Stored items
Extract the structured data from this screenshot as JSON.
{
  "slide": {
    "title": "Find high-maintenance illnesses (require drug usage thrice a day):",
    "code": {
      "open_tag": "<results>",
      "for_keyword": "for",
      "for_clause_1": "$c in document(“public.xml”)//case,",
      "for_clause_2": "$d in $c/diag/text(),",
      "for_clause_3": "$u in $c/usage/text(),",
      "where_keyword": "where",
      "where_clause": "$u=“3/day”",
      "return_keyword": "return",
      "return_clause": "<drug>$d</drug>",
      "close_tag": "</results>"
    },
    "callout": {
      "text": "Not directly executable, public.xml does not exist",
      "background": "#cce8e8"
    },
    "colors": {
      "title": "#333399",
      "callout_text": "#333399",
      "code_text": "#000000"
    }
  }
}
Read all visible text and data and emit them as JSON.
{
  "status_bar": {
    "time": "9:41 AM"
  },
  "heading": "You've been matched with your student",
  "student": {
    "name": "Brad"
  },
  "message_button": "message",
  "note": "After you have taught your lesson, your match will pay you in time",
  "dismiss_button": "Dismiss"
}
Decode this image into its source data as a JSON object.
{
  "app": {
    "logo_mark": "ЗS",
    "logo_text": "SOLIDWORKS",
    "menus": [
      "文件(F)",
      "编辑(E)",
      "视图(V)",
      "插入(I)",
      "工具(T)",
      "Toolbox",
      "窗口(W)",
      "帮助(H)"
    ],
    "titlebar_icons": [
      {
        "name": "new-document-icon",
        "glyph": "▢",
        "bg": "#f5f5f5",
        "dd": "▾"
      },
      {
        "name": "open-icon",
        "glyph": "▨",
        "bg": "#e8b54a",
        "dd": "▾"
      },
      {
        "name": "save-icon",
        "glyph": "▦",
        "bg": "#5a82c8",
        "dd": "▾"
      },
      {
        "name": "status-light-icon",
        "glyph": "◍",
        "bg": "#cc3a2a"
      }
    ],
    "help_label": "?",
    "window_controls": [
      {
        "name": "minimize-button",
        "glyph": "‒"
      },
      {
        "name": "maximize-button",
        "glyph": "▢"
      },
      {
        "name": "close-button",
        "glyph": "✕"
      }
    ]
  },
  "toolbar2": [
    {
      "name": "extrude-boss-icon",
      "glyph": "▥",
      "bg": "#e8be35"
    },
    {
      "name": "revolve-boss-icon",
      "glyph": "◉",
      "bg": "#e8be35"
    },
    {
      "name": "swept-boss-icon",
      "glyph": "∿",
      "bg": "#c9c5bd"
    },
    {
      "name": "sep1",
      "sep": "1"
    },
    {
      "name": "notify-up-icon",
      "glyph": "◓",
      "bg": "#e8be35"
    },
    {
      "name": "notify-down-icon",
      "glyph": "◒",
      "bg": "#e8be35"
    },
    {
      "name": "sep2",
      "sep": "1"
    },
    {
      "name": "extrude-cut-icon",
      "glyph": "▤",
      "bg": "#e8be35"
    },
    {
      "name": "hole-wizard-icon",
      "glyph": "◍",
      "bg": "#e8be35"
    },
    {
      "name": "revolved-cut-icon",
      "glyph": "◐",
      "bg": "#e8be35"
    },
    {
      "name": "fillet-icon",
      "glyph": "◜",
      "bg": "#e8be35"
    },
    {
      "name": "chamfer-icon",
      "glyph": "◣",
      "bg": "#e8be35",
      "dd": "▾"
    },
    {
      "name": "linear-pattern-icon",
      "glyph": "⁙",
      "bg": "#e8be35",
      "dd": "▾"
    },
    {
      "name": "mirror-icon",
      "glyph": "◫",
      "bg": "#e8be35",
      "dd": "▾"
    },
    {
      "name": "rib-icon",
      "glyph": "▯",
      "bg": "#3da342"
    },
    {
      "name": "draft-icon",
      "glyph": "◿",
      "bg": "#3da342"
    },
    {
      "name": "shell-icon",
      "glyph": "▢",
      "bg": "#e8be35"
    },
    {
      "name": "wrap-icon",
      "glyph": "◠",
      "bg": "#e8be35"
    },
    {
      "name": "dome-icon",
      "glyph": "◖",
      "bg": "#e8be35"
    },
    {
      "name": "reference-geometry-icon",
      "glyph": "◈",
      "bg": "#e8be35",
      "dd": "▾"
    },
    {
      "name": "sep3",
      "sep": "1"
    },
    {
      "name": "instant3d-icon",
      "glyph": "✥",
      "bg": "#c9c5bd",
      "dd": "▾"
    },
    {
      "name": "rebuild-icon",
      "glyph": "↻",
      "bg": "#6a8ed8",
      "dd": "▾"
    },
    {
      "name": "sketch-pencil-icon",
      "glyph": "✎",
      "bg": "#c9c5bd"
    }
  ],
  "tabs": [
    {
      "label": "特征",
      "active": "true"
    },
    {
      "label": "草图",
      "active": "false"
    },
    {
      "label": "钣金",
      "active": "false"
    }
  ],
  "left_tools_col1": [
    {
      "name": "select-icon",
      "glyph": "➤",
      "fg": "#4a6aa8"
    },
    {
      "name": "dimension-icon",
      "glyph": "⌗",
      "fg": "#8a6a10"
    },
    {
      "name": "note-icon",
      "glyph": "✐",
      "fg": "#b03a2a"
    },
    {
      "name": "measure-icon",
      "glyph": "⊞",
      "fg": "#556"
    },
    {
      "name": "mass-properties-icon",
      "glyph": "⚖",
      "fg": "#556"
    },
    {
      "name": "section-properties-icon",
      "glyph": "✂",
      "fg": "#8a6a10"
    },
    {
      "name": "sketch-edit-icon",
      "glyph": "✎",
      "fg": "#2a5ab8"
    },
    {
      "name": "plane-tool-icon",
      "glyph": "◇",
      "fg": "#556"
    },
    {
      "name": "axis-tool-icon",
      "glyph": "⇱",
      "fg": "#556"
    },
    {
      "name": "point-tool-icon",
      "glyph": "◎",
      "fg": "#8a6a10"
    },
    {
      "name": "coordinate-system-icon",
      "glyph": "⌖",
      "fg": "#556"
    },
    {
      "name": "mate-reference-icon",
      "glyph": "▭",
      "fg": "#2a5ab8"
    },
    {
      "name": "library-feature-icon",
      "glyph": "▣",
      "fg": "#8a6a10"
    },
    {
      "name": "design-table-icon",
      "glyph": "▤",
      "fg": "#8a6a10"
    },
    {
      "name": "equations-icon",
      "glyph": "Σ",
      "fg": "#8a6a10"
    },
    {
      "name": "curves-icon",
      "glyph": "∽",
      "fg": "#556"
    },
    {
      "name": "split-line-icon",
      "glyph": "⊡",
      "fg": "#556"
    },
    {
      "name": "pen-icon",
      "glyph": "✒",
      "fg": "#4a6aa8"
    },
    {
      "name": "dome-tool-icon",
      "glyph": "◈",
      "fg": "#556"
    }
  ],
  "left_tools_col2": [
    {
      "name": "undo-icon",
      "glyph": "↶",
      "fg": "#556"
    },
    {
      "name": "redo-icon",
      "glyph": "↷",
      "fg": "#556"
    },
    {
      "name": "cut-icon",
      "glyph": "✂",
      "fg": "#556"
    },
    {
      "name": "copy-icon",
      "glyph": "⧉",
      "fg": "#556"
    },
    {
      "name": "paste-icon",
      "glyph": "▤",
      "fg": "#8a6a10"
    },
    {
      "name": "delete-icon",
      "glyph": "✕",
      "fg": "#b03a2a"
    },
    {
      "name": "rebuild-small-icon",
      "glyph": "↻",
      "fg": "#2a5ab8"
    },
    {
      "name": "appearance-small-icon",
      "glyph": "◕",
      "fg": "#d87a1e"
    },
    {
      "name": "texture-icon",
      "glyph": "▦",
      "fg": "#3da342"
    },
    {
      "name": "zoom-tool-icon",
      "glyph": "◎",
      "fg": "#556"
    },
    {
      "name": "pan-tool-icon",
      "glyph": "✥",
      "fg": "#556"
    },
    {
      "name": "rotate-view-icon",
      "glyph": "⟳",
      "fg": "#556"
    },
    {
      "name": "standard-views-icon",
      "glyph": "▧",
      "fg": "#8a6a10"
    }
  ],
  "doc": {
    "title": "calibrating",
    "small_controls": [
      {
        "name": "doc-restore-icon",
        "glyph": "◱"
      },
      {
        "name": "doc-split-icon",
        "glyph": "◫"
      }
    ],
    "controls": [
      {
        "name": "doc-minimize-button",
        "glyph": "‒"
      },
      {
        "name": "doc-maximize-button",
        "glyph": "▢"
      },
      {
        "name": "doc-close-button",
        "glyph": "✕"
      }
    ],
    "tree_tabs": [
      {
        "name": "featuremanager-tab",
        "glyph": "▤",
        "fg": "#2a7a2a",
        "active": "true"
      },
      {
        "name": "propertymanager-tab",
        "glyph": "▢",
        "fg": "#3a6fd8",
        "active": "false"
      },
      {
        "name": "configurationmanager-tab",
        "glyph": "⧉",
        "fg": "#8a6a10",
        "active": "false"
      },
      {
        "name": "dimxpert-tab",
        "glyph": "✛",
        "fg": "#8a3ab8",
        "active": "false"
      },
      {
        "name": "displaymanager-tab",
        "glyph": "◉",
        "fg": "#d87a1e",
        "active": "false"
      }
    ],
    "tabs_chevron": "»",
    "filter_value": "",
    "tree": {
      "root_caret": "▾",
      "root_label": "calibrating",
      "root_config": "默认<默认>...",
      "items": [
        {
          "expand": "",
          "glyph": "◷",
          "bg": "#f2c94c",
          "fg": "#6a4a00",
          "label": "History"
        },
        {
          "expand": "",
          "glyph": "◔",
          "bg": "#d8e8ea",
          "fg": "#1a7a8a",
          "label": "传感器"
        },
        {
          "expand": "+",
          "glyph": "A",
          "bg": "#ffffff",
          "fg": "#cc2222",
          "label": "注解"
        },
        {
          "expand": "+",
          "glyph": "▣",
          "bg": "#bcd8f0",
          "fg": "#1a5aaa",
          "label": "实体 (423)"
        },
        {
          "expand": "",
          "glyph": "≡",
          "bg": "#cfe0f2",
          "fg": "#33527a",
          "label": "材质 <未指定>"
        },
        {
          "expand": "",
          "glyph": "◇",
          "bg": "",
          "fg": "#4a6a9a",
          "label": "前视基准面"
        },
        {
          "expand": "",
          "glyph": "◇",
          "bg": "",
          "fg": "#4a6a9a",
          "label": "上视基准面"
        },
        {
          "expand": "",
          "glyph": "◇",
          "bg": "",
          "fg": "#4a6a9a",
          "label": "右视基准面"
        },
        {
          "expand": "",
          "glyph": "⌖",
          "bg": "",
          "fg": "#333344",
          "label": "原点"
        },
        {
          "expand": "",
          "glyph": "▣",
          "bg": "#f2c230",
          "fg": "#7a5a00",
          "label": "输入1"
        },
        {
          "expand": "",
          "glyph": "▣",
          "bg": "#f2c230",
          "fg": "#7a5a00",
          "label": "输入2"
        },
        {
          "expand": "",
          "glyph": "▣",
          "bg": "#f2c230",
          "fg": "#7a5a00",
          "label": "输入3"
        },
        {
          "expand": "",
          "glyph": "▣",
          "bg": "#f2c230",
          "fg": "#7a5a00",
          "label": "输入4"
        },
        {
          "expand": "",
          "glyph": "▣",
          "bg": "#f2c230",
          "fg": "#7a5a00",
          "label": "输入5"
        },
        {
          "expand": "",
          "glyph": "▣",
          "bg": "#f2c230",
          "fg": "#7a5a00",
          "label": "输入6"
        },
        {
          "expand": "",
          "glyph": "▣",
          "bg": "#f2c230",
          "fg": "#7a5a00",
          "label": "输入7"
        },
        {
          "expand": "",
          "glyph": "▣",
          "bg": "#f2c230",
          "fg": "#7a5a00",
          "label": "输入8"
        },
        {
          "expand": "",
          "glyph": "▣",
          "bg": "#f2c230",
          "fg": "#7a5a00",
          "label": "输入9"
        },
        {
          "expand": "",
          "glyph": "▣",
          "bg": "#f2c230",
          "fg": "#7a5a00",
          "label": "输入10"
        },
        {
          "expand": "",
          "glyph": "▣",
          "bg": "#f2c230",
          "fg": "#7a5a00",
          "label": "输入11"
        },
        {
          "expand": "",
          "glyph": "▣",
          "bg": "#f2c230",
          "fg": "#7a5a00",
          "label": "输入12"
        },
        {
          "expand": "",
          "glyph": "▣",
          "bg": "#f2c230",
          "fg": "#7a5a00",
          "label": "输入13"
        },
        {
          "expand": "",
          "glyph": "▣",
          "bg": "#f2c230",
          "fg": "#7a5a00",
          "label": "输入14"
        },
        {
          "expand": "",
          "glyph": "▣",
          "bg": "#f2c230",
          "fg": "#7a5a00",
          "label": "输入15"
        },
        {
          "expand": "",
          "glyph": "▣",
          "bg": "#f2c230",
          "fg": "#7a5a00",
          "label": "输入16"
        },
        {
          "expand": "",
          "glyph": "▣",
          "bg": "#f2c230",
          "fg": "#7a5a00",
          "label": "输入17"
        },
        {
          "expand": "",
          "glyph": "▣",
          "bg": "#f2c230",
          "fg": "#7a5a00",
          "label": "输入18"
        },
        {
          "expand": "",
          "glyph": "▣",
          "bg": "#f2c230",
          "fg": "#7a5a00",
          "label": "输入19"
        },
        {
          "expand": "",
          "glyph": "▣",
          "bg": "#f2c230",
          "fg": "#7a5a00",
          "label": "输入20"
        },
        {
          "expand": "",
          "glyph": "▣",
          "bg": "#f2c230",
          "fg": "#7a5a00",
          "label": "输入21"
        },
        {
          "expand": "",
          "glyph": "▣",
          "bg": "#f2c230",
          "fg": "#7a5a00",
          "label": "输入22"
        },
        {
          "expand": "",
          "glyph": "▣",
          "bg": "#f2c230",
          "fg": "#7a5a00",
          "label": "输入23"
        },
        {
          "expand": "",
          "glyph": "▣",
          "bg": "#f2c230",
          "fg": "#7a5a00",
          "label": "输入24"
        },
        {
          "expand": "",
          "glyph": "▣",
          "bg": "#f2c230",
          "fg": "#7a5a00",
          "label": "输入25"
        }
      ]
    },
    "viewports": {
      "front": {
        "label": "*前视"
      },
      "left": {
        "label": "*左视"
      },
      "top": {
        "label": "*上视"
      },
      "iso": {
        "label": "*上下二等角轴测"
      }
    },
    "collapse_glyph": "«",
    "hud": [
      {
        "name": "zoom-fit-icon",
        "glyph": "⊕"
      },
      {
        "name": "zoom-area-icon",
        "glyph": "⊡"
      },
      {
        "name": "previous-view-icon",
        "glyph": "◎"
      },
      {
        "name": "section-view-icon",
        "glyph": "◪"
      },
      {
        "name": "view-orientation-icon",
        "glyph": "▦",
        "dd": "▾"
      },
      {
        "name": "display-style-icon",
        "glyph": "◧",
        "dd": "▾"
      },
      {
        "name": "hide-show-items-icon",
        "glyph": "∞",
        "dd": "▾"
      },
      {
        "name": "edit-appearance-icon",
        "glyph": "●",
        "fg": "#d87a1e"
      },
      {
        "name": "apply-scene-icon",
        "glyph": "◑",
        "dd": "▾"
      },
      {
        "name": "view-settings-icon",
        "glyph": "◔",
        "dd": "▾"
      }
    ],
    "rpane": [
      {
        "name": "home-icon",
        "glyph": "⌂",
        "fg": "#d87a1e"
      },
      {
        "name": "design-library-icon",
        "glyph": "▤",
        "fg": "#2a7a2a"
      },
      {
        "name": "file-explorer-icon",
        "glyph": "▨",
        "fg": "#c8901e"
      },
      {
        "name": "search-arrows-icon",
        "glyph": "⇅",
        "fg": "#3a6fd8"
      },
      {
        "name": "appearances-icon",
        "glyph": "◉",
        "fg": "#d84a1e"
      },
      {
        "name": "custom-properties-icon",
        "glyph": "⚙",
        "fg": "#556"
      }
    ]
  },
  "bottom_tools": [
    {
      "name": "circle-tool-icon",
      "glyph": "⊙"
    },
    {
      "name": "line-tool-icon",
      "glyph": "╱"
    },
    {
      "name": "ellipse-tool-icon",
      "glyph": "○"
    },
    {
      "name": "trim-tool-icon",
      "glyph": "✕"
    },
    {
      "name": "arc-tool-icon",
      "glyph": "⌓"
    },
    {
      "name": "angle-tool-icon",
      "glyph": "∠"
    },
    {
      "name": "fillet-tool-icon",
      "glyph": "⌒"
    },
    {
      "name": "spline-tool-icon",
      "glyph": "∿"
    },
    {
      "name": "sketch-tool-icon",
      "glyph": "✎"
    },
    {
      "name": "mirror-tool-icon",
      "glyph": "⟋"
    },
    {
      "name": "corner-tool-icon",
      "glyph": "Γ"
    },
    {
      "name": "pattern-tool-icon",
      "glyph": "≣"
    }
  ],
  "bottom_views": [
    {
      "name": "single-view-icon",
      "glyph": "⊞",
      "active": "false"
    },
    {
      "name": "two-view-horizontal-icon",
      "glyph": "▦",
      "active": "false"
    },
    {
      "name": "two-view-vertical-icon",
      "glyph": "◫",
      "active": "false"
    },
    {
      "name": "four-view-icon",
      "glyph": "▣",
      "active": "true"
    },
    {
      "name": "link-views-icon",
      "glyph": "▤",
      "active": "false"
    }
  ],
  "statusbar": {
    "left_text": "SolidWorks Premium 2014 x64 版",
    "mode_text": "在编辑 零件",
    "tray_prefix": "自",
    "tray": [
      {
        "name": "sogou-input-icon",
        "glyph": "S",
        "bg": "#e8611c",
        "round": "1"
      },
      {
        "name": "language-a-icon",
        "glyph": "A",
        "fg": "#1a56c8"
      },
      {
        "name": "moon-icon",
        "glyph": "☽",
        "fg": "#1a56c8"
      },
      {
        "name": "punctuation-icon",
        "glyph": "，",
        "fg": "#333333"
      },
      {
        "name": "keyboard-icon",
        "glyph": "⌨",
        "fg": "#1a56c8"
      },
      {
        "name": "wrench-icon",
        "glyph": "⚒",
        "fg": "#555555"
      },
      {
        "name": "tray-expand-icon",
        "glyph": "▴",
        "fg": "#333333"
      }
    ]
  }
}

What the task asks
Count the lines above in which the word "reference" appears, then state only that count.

Solution to this problem
2